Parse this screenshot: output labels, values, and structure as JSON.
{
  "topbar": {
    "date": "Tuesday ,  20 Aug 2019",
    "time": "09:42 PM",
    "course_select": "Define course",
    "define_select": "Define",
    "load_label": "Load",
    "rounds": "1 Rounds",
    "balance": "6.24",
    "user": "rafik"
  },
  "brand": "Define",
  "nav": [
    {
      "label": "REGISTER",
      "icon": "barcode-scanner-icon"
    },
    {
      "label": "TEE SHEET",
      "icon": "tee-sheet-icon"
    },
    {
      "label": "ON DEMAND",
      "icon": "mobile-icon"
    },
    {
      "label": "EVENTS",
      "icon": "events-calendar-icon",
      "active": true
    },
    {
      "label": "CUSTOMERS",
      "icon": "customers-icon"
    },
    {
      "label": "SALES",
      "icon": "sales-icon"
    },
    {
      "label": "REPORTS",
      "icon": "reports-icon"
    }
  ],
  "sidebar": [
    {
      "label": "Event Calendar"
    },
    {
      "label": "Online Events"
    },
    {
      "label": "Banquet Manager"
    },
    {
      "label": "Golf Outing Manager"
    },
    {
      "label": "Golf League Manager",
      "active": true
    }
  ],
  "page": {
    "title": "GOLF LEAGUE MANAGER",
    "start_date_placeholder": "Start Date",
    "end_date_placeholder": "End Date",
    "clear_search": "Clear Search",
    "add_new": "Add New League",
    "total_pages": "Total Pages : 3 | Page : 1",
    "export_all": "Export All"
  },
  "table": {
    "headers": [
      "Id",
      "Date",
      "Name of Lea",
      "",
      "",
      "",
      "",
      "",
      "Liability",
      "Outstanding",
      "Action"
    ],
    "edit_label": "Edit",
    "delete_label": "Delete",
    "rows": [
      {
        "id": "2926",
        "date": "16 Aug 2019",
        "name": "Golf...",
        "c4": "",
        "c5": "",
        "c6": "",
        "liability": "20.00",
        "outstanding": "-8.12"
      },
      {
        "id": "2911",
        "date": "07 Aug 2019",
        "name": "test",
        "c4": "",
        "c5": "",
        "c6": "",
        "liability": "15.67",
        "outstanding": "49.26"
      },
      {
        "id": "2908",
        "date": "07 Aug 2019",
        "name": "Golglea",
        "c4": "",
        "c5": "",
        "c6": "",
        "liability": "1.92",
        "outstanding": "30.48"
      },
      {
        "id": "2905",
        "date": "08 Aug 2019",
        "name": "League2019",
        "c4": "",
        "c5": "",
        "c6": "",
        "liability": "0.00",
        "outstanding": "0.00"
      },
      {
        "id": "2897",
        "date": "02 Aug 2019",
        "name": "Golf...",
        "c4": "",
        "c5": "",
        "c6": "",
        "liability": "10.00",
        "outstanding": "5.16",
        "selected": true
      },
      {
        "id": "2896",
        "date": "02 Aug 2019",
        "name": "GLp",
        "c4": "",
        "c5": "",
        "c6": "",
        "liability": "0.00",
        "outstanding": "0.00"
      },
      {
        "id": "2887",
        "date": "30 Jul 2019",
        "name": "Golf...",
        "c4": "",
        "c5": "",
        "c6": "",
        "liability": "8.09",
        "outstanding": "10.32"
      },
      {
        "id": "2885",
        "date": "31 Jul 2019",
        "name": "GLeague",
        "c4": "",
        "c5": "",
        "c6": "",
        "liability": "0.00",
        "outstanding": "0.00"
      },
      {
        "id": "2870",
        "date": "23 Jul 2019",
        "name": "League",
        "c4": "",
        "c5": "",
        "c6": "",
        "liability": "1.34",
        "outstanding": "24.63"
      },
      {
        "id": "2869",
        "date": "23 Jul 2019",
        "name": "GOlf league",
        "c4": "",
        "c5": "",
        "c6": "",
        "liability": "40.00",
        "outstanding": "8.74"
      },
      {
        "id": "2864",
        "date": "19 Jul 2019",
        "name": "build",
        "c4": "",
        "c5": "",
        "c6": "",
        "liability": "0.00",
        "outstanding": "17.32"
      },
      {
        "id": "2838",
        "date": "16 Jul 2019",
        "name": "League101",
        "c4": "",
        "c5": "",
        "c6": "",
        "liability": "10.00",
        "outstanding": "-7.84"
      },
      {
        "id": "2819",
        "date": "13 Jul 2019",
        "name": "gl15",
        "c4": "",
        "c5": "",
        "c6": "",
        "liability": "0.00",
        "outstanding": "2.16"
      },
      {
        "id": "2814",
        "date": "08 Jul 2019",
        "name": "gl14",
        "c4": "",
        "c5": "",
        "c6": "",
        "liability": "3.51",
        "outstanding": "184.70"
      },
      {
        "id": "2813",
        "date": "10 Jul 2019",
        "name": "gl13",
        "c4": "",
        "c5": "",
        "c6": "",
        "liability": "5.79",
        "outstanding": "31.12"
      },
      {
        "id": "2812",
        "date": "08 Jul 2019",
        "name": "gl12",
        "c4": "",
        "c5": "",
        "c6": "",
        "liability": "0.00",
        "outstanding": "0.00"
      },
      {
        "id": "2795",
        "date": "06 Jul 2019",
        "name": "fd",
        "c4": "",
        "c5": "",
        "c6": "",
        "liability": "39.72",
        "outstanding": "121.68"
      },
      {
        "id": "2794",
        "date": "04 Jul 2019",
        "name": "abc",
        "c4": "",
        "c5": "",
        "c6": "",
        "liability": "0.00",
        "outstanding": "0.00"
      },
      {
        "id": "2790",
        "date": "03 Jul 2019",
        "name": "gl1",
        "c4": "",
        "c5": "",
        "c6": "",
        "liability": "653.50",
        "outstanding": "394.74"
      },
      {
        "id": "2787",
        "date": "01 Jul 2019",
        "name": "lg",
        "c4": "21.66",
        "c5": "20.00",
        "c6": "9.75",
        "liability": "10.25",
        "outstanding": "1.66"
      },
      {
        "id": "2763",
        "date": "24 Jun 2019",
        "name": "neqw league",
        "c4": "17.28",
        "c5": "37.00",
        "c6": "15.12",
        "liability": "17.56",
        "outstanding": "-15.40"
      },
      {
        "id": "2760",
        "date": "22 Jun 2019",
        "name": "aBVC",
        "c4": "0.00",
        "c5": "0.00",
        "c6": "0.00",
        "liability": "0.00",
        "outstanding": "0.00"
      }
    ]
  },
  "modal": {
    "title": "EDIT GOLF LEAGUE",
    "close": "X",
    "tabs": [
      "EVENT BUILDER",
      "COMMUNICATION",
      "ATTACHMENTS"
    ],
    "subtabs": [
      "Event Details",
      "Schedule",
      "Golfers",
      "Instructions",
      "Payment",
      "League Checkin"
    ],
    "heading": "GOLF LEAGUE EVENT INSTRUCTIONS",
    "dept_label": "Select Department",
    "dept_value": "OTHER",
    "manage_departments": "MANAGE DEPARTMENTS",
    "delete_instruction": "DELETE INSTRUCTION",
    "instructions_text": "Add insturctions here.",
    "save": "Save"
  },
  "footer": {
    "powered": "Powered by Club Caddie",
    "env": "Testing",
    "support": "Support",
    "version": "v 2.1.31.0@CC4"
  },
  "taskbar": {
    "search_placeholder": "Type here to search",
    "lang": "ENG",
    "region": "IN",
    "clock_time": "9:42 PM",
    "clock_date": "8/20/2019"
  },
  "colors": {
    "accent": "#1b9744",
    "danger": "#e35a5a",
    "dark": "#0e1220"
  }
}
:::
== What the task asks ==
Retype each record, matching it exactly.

== Task solution ==
Parse this screenshot: output labels, values, and structure as JSON.
{
  "topbar": {
    "date": "Tuesday ,  20 Aug 2019",
    "time": "09:42 PM",
    "course_select": "Define course",
    "define_select": "Define",
    "load_label": "Load",
    "rounds": "1 Rounds",
    "balance": "6.24",
    "user": "rafik"
  },
  "brand": "Define",
  "nav": [
    {
      "label": "REGISTER",
      "icon": "barcode-scanner-icon"
    },
    {
      "label": "TEE SHEET",
      "icon": "tee-sheet-icon"
    },
    {
      "label": "ON DEMAND",
      "icon": "mobile-icon"
    },
    {
      "label": "EVENTS",
      "icon": "events-calendar-icon",
      "active": true
    },
    {
      "label": "CUSTOMERS",
      "icon": "customers-icon"
    },
    {
      "label": "SALES",
      "icon": "sales-icon"
    },
    {
      "label": "REPORTS",
      "icon": "reports-icon"
    }
  ],
  "sidebar": [
    {
      "label": "Event Calendar"
    },
    {
      "label": "Online Events"
    },
    {
      "label": "Banquet Manager"
    },
    {
      "label": "Golf Outing Manager"
    },
    {
      "label": "Golf League Manager",
      "active": true
    }
  ],
  "page": {
    "title": "GOLF LEAGUE MANAGER",
    "start_date_placeholder": "Start Date",
    "end_date_placeholder": "End Date",
    "clear_search": "Clear Search",
    "add_new": "Add New League",
    "total_pages": "Total Pages : 3 | Page : 1",
    "export_all": "Export All"
  },
  "table": {
    "headers": [
      "Id",
      "Date",
      "Name of Lea",
      "",
      "",
      "",
      "",
      "",
      "Liability",
      "Outstanding",
      "Action"
    ],
    "edit_label": "Edit",
    "delete_label": "Delete",
    "rows": [
      {
        "id": "2926",
        "date": "16 Aug 2019",
        "name": "Golf...",
        "c4": "",
        "c5": "",
        "c6": "",
        "liability": "20.00",
        "outstanding": "-8.12"
      },
      {
        "id": "2911",
        "date": "07 Aug 2019",
        "name": "test",
        "c4": "",
        "c5": "",
        "c6": "",
        "liability": "15.67",
        "outstanding": "49.26"
      },
      {
        "id": "2908",
        "date": "07 Aug 2019",
        "name": "Golglea",
        "c4": "",
        "c5": "",
        "c6": "",
        "liability": "1.92",
        "outstanding": "30.48"
      },
      {
        "id": "2905",
        "date": "08 Aug 2019",
        "name": "League2019",
        "c4": "",
        "c5": "",
        "c6": "",
        "liability": "0.00",
        "outstanding": "0.00"
      },
      {
        "id": "2897",
        "date": "02 Aug 2019",
        "name": "Golf...",
        "c4": "",
        "c5": "",
        "c6": "",
        "liability": "10.00",
        "outstanding": "5.16",
        "selected": true
      },
      {
        "id": "2896",
        "date": "02 Aug 2019",
        "name": "GLp",
        "c4": "",
        "c5": "",
        "c6": "",
        "liability": "0.00",
        "outstanding": "0.00"
      },
      {
        "id": "2887",
        "date": "30 Jul 2019",
        "name": "Golf...",
        "c4": "",
        "c5": "",
        "c6": "",
        "liability": "8.09",
        "outstanding": "10.32"
      },
      {
        "id": "2885",
        "date": "31 Jul 2019",
        "name": "GLeague",
        "c4": "",
        "c5": "",
        "c6": "",
        "liability": "0.00",
        "outstanding": "0.00"
      },
      {
        "id": "2870",
        "date": "23 Jul 2019",
        "name": "League",
        "c4": "",
        "c5": "",
        "c6": "",
        "liability": "1.34",
        "outstanding": "24.63"
      },
      {
        "id": "2869",
        "date": "23 Jul 2019",
        "name": "GOlf league",
        "c4": "",
        "c5": "",
        "c6": "",
        "liability": "40.00",
        "outstanding": "8.74"
      },
      {
        "id": "2864",
        "date": "19 Jul 2019",
        "name": "build",
        "c4": "",
        "c5": "",
        "c6": "",
        "liability": "0.00",
        "outstanding": "17.32"
      },
      {
        "id": "2838",
        "date": "16 Jul 2019",
        "name": "League101",
        "c4": "",
        "c5": "",
        "c6": "",
        "liability": "10.00",
        "outstanding": "-7.84"
      },
      {
        "id": "2819",
        "date": "13 Jul 2019",
        "name": "gl15",
        "c4": "",
        "c5": "",
        "c6": "",
        "liability": "0.00",
        "outstanding": "2.16"
      },
      {
        "id": "2814",
        "date": "08 Jul 2019",
        "name": "gl14",
        "c4": "",
        "c5": "",
        "c6": "",
        "liability": "3.51",
        "outstanding": "184.70"
      },
      {
        "id": "2813",
        "date": "10 Jul 2019",
        "name": "gl13",
        "c4": "",
        "c5": "",
        "c6": "",
        "liability": "5.79",
        "outstanding": "31.12"
      },
      {
        "id": "2812",
        "date": "08 Jul 2019",
        "name": "gl12",
        "c4": "",
        "c5": "",
        "c6": "",
        "liability": "0.00",
        "outstanding": "0.00"
      },
      {
        "id": "2795",
        "date": "06 Jul 2019",
        "name": "fd",
        "c4": "",
        "c5": "",
        "c6": "",
        "liability": "39.72",
        "outstanding": "121.68"
      },
      {
        "id": "2794",
        "date": "04 Jul 2019",
        "name": "abc",
        "c4": "",
        "c5": "",
        "c6": "",
        "liability": "0.00",
        "outstanding": "0.00"
      },
      {
        "id": "2790",
        "date": "03 Jul 2019",
        "name": "gl1",
        "c4": "",
        "c5": "",
        "c6": "",
        "liability": "653.50",
        "outstanding": "394.74"
      },
      {
        "id": "2787",
        "date": "01 Jul 2019",
        "name": "lg",
        "c4": "21.66",
        "c5": "20.00",
        "c6": "9.75",
        "liability": "10.25",
        "outstanding": "1.66"
      },
      {
        "id": "2763",
        "date": "24 Jun 2019",
        "name": "neqw league",
        "c4": "17.28",
        "c5": "37.00",
        "c6": "15.12",
        "liability": "17.56",
        "outstanding": "-15.40"
      },
      {
        "id": "2760",
        "date": "22 Jun 2019",
        "name": "aBVC",
        "c4": "0.00",
        "c5": "0.00",
        "c6": "0.00",
        "liability": "0.00",
        "outstanding": "0.00"
      }
    ]
  },
  "modal": {
    "title": "EDIT GOLF LEAGUE",
    "close": "X",
    "tabs": [
      "EVENT BUILDER",
      "COMMUNICATION",
      "ATTACHMENTS"
    ],
    "subtabs": [
      "Event Details",
      "Schedule",
      "Golfers",
      "Instructions",
      "Payment",
      "League Checkin"
    ],
    "heading": "GOLF LEAGUE EVENT INSTRUCTIONS",
    "dept_label": "Select Department",
    "dept_value": "OTHER",
    "manage_departments": "MANAGE DEPARTMENTS",
    "delete_instruction": "DELETE INSTRUCTION",
    "instructions_text": "Add insturctions here.",
    "save": "Save"
  },
  "footer": {
    "powered": "Powered by Club Caddie",
    "env": "Testing",
    "support": "Support",
    "version": "v 2.1.31.0@CC4"
  },
  "taskbar": {
    "search_placeholder": "Type here to search",
    "lang": "ENG",
    "region": "IN",
    "clock_time": "9:42 PM",
    "clock_date": "8/20/2019"
  },
  "colors": {
    "accent": "#1b9744",
    "danger": "#e35a5a",
    "dark": "#0e1220"
  }
}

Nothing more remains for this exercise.